Repeat every line that appears below, with nothing altered.

*** Block opens ***

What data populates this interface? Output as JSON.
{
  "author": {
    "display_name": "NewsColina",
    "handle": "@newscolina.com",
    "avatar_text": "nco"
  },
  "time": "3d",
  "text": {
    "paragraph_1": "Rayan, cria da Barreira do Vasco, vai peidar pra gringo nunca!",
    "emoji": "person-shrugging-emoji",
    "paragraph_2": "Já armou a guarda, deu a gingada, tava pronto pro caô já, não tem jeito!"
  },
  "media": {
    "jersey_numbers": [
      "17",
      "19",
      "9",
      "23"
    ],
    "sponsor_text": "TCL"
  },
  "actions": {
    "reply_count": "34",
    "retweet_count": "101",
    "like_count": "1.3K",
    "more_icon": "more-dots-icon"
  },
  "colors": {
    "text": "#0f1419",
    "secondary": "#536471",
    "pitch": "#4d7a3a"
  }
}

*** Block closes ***

## Written reply
What data populates this interface? Output as JSON.
{
  "author": {
    "display_name": "NewsColina",
    "handle": "@newscolina.com",
    "avatar_text": "nco"
  },
  "time": "3d",
  "text": {
    "paragraph_1": "Rayan, cria da Barreira do Vasco, vai peidar pra gringo nunca!",
    "emoji": "person-shrugging-emoji",
    "paragraph_2": "Já armou a guarda, deu a gingada, tava pronto pro caô já, não tem jeito!"
  },
  "media": {
    "jersey_numbers": [
      "17",
      "19",
      "9",
      "23"
    ],
    "sponsor_text": "TCL"
  },
  "actions": {
    "reply_count": "34",
    "retweet_count": "101",
    "like_count": "1.3K",
    "more_icon": "more-dots-icon"
  },
  "colors": {
    "text": "#0f1419",
    "secondary": "#536471",
    "pitch": "#4d7a3a"
  }
}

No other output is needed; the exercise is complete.